Having spent this week reading Howard Becker’s superb Telling About Society, I have continued to muse on this issue of how to engage publics and what needs to be done about it. For those of you that haven’t encountered Becker’s book, it is the culmination of a project that brings together ideas from his research, teaching and broad range of interests outside of Social Science. It is also influenced by a number of interdisciplinary classes he taught, including “Telling About Society” (the books namesake) where he examined different media to provoke discussion regarding the best way to report of society. What this approach allows him to do, is to examine the flaws of traditional research outputs and the potentials other disciplines offer. I do not plan to precís the book here, but to draw of a few of the ideas that resonated with my current thinking.

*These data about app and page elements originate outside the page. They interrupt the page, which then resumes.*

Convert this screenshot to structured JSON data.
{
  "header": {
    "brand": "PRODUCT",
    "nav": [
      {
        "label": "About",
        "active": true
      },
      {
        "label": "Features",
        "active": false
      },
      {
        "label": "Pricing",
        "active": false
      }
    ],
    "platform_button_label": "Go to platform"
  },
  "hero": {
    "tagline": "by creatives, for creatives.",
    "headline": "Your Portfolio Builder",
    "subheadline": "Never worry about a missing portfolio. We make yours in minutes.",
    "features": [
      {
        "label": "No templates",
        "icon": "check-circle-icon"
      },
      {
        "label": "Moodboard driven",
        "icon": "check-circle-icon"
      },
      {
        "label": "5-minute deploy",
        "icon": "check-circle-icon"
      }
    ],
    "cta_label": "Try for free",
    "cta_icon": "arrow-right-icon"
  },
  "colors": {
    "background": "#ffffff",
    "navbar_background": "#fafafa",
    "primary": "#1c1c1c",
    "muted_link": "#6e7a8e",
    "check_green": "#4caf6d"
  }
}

Understanding the status quo

The fist key point he raises early on is that all representations are constrained within the norms of the organisations they are created in. The research paper, the television documentary, and the novel, all have expected elements and ways of being created, so they can be read by the audience they are designed for. It is therefore important to understand that the status quo is maintained usually due to the shared understandings of the creators and users. In order to access a new base of users (or readers or viewers), we need to be able to understand the tools they possess for decoding the information presented.

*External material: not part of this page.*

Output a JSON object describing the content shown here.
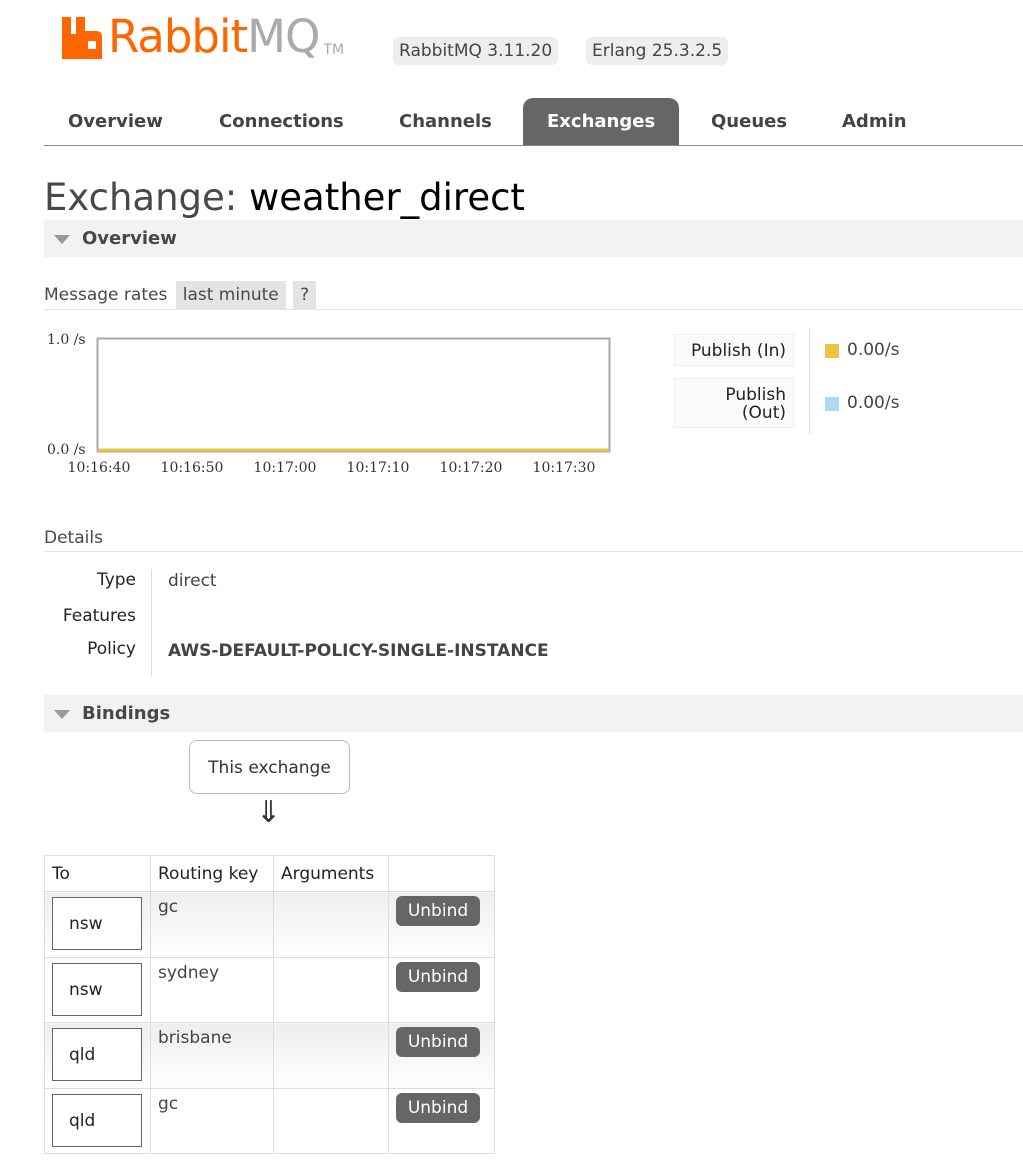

What I mean by this, is if we take the film, a fade from one scene to another means a change of time or place or in a research paper, academic know that a small sample size means that the conclusions drawn are likely to have low levels of generalisability. These are things that the user learns through experience, or education. It is therefore important that makers using an unfamiliar medium understand these conventions.

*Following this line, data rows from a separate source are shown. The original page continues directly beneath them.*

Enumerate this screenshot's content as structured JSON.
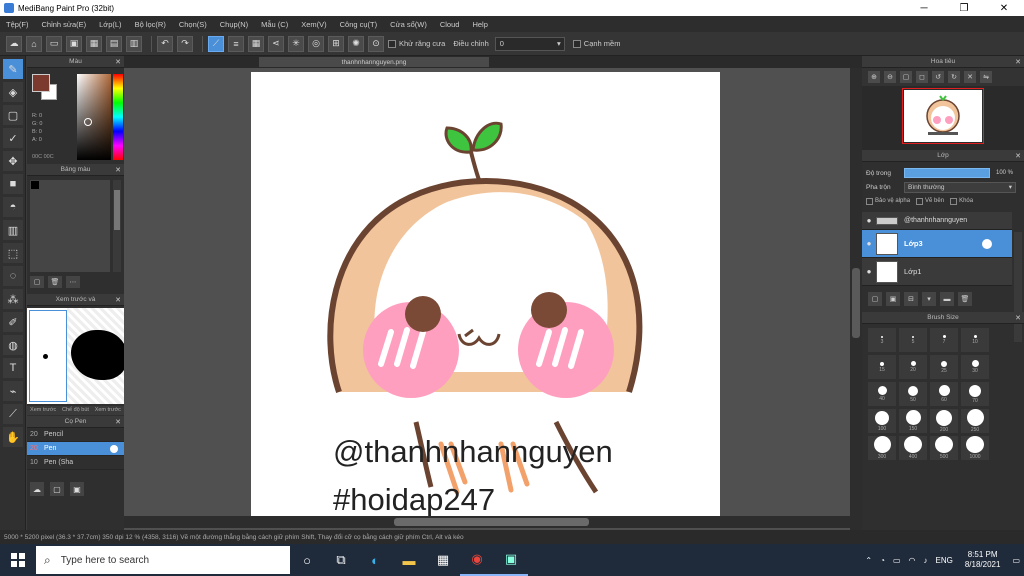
{
  "window": {
    "title": "MediBang Paint Pro (32bit)",
    "controls": [
      "─",
      "❐",
      "✕"
    ]
  },
  "menu": [
    "Tệp(F)",
    "Chỉnh sửa(E)",
    "Lớp(L)",
    "Bộ lọc(R)",
    "Chọn(S)",
    "Chụp(N)",
    "Mẫu (C)",
    "Xem(V)",
    "Công cụ(T)",
    "Cửa sổ(W)",
    "Cloud",
    "Help"
  ],
  "toolbar": {
    "checkbox_label": "Khử răng cưa",
    "adjust_label": "Điều chỉnh",
    "adjust_value": "0",
    "right_label": "Cạnh mềm"
  },
  "panels": {
    "color": {
      "title": "Màu",
      "info": [
        "R: 0",
        "G: 0",
        "B: 0",
        "A: 0"
      ],
      "hex": "00C 00C"
    },
    "palette": {
      "title": "Bảng màu"
    },
    "navigator_small": {
      "title": "Xem trước và",
      "tabs": [
        "Xem trước và",
        "Chế độ bút",
        "Xem trước và"
      ]
    },
    "brush": {
      "title": "Cọ Pen",
      "items": [
        {
          "num": "20",
          "name": "Pencil"
        },
        {
          "num": "20",
          "name": "Pen"
        },
        {
          "num": "10",
          "name": "Pen (Sha"
        }
      ]
    },
    "navigator": {
      "title": "Hoa tiêu"
    },
    "layer": {
      "title": "Lớp",
      "opacity_label": "Độ trong",
      "opacity_value": "100 %",
      "blend_label": "Pha trộn",
      "blend_value": "Bình thường",
      "checks": [
        "Bảo vệ alpha",
        "Vẽ bên",
        "Khóa"
      ],
      "layers": [
        {
          "name": "@thanhnhannguyen"
        },
        {
          "name": "Lớp3"
        },
        {
          "name": "Lớp1"
        }
      ]
    },
    "brush_size": {
      "title": "Brush Size",
      "labels": [
        "3",
        "5",
        "7",
        "10",
        "15",
        "20",
        "25",
        "30",
        "40",
        "50",
        "60",
        "70",
        "100",
        "150",
        "200",
        "250",
        "300",
        "400",
        "500",
        "1000"
      ]
    }
  },
  "document": {
    "tab_name": "thanhnhannguyen.png",
    "text_line1": "@thanhnhannguyen",
    "text_line2": "#hoidap247"
  },
  "status": "5000 * 5200 pixel   (36.3 * 37.7cm)   350 dpi   12 %   (4358, 3116)   Vẽ một đường thẳng bằng cách giữ phím Shift, Thay đổi cỡ cọ bằng cách giữ phím Ctrl, Alt và kéo",
  "taskbar": {
    "search_placeholder": "Type here to search",
    "lang": "ENG",
    "time": "8:51 PM",
    "date": "8/18/2021"
  },
  "colors": {
    "accent": "#4a90d9",
    "sprout": "#3ec43e",
    "outline": "#6b4331",
    "skin": "#f2c49b",
    "blush": "#ff9fc0"
  }
}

Do I mean what I say or what you hear?

Maybe this is one of the reasons that social science sticks to known outputs (or variations on them). Through using written argument, to an audience of similar experiences and understanding, it is more likely than not that what an author explains will be understood in the same way it was intended – even if perhaps, the user disagrees with it. The problem arises when the user is expected to make their own interpretations and draw their own conclusions, something that is often done within Art or Film – using the term in the broadest sense. In this case, more skill is needed to ensure that the evidence presented is framed in a way that helps the user gain the same meaning as the maker. As Becker states, ‘Any representation of social reality […] is necessarily partial’ (p.22) and thus the maker needs to understand how the audience interprets the form of representation that they plan to use.

The case for breaking the silo walls

My argument here, therefore, is that in order to reach these publics, we need to collaborate with those makers who understand them best. By this, I don’t just mean collaborate at the point of production. In the resent LSE Impact event, Fiona Devine talked about the ‘challenges’ of working with the media on the Great British Class calculator when one party has differing expectations to the other. What I am suggesting, is that academia reconsiders what needs to be an essential element of education within the Social Sciences: developing interdisciplinary courses that allow development of the skills and understanding of several groups at once in the way that Becker did within his class at Northwestern. I propose that by changing the way students start out thinking about Social Science as working not in a silo, but in integrated and interdisciplinary ways with those who are training to become skilled in the technicalities of presentation of media, we can begin to overcome the barriers to reaching out to a wider range of publics.

Reference

Becker, H.S. (2007) Telling About Society, Chicago, Chicago University Press